Work instructions:
The reply should hold every record, copied exactly.

Items from an interface collection:
_ _ _ _

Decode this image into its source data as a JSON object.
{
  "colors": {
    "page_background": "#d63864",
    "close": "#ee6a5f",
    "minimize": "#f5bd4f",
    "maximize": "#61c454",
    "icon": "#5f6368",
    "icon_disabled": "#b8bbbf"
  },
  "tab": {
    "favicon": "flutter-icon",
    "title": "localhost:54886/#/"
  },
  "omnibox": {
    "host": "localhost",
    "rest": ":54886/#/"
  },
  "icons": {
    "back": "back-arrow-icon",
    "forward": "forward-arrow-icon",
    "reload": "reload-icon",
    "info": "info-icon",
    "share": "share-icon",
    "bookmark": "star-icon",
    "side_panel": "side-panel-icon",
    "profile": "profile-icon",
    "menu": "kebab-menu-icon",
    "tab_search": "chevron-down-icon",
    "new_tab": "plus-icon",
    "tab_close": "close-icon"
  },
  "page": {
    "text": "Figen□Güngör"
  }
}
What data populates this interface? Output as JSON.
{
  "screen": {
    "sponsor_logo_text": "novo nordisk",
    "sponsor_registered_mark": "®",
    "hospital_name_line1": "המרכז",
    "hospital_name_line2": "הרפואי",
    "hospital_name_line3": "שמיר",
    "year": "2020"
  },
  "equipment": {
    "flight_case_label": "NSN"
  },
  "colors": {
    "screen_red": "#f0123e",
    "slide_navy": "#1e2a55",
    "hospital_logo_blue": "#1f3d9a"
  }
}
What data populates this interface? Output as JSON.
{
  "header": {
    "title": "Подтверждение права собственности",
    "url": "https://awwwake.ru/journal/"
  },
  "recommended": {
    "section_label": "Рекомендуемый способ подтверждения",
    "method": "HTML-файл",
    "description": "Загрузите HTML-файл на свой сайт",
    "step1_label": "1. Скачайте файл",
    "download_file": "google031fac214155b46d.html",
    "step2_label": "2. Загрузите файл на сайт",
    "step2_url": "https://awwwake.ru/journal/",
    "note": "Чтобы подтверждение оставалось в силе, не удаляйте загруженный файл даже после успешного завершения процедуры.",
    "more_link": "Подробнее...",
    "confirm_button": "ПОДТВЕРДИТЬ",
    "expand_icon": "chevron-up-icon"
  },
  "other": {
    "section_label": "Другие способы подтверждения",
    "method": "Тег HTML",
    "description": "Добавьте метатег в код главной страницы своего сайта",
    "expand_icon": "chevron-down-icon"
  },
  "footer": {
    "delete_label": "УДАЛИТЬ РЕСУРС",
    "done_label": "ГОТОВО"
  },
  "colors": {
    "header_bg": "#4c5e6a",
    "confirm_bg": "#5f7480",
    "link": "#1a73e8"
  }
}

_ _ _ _

Reply:
Decode this image into its source data as a JSON object.
{
  "colors": {
    "page_background": "#d63864",
    "close": "#ee6a5f",
    "minimize": "#f5bd4f",
    "maximize": "#61c454",
    "icon": "#5f6368",
    "icon_disabled": "#b8bbbf"
  },
  "tab": {
    "favicon": "flutter-icon",
    "title": "localhost:54886/#/"
  },
  "omnibox": {
    "host": "localhost",
    "rest": ":54886/#/"
  },
  "icons": {
    "back": "back-arrow-icon",
    "forward": "forward-arrow-icon",
    "reload": "reload-icon",
    "info": "info-icon",
    "share": "share-icon",
    "bookmark": "star-icon",
    "side_panel": "side-panel-icon",
    "profile": "profile-icon",
    "menu": "kebab-menu-icon",
    "tab_search": "chevron-down-icon",
    "new_tab": "plus-icon",
    "tab_close": "close-icon"
  },
  "page": {
    "text": "Figen□Güngör"
  }
}
What data populates this interface? Output as JSON.
{
  "screen": {
    "sponsor_logo_text": "novo nordisk",
    "sponsor_registered_mark": "®",
    "hospital_name_line1": "המרכז",
    "hospital_name_line2": "הרפואי",
    "hospital_name_line3": "שמיר",
    "year": "2020"
  },
  "equipment": {
    "flight_case_label": "NSN"
  },
  "colors": {
    "screen_red": "#f0123e",
    "slide_navy": "#1e2a55",
    "hospital_logo_blue": "#1f3d9a"
  }
}
What data populates this interface? Output as JSON.
{
  "header": {
    "title": "Подтверждение права собственности",
    "url": "https://awwwake.ru/journal/"
  },
  "recommended": {
    "section_label": "Рекомендуемый способ подтверждения",
    "method": "HTML-файл",
    "description": "Загрузите HTML-файл на свой сайт",
    "step1_label": "1. Скачайте файл",
    "download_file": "google031fac214155b46d.html",
    "step2_label": "2. Загрузите файл на сайт",
    "step2_url": "https://awwwake.ru/journal/",
    "note": "Чтобы подтверждение оставалось в силе, не удаляйте загруженный файл даже после успешного завершения процедуры.",
    "more_link": "Подробнее...",
    "confirm_button": "ПОДТВЕРДИТЬ",
    "expand_icon": "chevron-up-icon"
  },
  "other": {
    "section_label": "Другие способы подтверждения",
    "method": "Тег HTML",
    "description": "Добавьте метатег в код главной страницы своего сайта",
    "expand_icon": "chevron-down-icon"
  },
  "footer": {
    "delete_label": "УДАЛИТЬ РЕСУРС",
    "done_label": "ГОТОВО"
  },
  "colors": {
    "header_bg": "#4c5e6a",
    "confirm_bg": "#5f7480",
    "link": "#1a73e8"
  }
}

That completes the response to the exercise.